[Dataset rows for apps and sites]
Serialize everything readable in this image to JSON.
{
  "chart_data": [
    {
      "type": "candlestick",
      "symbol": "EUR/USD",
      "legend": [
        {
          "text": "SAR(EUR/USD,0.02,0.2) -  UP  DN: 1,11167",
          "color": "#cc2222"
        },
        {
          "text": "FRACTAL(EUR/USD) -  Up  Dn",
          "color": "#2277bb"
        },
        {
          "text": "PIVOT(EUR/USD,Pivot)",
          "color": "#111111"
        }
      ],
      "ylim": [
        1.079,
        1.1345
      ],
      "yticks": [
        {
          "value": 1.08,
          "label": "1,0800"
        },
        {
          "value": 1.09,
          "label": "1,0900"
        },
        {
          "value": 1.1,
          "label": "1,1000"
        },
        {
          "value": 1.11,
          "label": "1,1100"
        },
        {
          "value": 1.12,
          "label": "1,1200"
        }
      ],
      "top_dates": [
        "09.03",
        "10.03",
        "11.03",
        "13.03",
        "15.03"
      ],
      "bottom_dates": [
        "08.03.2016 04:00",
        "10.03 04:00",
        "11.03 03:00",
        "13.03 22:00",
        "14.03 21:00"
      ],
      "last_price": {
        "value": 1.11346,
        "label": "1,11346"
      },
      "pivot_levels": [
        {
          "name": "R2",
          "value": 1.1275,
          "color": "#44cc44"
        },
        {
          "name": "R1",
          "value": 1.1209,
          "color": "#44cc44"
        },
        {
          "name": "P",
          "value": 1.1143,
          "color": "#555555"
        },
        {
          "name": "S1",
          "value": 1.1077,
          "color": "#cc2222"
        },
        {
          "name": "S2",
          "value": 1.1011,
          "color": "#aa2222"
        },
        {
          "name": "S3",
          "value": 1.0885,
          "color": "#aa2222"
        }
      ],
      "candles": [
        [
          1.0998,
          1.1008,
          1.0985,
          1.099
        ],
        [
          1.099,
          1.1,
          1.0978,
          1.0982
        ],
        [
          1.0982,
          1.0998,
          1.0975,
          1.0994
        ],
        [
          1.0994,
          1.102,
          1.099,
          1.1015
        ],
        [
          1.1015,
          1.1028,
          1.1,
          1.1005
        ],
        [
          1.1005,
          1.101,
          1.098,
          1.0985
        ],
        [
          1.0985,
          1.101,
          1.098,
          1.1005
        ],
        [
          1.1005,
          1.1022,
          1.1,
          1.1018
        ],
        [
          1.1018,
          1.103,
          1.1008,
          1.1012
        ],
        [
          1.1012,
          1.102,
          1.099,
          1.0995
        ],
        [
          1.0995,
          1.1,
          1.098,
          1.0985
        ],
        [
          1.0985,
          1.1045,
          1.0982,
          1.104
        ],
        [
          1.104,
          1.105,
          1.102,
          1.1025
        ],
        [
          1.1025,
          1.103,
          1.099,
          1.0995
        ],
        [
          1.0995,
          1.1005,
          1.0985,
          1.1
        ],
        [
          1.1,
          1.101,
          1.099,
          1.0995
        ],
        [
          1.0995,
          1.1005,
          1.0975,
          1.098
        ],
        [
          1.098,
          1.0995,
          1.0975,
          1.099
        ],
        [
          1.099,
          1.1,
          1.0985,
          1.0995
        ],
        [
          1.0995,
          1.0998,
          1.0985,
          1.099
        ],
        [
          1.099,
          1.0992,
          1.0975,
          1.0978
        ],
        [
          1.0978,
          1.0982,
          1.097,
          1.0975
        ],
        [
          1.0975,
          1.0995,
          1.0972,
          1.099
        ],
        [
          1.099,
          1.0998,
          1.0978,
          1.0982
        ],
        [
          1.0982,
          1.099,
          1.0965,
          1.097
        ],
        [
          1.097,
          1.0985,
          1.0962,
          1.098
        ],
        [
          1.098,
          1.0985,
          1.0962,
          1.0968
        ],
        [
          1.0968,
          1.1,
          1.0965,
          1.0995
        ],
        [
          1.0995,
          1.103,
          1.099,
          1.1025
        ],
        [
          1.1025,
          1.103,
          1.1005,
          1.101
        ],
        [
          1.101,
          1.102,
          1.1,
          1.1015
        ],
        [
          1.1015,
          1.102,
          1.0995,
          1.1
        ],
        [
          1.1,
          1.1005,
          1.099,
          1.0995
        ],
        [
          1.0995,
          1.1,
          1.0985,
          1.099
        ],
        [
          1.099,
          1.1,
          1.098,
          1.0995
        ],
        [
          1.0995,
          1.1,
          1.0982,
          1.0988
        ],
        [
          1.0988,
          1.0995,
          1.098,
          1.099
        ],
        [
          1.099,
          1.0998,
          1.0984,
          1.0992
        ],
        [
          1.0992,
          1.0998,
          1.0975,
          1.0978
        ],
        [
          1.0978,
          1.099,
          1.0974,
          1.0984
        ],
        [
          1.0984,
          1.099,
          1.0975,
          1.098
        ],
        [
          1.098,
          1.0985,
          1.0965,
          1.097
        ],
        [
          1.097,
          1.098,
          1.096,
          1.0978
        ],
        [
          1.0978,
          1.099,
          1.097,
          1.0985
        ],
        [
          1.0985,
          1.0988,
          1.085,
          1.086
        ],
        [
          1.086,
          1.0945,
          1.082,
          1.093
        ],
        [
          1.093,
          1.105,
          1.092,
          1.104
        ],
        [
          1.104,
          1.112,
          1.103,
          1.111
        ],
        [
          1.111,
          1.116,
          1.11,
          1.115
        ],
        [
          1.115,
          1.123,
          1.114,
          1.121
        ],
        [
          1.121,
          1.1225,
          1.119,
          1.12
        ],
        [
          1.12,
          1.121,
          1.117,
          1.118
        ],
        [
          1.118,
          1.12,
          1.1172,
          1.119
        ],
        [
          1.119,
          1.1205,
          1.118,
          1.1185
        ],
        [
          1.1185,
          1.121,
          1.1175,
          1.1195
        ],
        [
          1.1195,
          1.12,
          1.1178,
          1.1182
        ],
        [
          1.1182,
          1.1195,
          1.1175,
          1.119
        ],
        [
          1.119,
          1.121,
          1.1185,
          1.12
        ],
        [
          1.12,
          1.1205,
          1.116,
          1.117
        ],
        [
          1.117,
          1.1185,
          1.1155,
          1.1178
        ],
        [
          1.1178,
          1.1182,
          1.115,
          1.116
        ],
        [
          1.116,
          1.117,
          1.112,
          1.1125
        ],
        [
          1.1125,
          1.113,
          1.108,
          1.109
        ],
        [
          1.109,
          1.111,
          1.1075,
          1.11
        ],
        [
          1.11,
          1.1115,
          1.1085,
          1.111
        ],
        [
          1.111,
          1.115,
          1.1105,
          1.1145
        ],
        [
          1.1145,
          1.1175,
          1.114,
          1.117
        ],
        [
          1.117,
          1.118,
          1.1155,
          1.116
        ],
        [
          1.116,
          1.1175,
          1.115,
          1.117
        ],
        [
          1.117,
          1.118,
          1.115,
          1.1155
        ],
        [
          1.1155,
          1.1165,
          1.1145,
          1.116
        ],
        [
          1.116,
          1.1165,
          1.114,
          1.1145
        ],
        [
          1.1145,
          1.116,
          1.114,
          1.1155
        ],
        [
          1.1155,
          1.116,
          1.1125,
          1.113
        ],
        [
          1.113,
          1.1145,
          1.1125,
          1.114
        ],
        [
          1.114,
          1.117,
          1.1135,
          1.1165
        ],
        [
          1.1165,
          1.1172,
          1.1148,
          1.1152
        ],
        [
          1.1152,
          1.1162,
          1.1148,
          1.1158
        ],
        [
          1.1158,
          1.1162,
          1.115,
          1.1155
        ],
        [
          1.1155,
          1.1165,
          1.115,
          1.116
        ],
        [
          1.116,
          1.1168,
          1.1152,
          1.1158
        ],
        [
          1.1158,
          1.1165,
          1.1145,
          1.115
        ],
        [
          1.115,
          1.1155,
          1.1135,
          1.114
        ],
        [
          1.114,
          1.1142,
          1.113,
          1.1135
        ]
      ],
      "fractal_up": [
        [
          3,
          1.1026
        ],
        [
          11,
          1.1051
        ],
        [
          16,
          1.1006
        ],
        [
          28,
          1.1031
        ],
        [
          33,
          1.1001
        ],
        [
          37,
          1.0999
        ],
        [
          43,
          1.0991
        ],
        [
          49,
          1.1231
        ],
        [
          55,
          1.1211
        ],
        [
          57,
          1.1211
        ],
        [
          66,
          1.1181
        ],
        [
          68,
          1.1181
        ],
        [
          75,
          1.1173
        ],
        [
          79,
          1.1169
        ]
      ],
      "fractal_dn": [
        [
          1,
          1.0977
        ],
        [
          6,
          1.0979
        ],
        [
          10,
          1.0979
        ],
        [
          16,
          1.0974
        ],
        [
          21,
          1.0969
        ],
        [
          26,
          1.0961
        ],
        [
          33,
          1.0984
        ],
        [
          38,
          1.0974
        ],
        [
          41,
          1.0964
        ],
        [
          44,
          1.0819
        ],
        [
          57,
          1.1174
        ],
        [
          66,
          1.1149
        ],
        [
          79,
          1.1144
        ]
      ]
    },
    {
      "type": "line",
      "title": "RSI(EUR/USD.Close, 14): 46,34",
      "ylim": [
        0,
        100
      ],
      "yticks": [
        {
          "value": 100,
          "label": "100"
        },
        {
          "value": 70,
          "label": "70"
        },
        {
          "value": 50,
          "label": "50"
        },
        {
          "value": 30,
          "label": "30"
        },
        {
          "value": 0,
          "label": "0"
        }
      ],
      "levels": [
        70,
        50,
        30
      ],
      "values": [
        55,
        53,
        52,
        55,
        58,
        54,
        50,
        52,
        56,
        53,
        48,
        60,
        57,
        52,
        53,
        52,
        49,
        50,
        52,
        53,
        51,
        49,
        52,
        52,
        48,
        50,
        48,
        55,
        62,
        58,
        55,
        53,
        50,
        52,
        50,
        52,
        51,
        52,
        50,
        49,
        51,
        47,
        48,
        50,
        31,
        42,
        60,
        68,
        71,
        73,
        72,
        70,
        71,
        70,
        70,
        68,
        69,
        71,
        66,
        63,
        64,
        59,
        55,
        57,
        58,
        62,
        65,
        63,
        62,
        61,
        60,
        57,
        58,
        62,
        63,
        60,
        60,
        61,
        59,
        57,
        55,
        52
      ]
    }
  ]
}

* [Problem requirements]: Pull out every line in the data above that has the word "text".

* [Result of the task]:
          "text": "SAR(EUR/USD,0.02,0.2) -  UP  DN: 1,11167",
          "text": "FRACTAL(EUR/USD) -  Up  Dn",
          "text": "PIVOT(EUR/USD,Pivot)",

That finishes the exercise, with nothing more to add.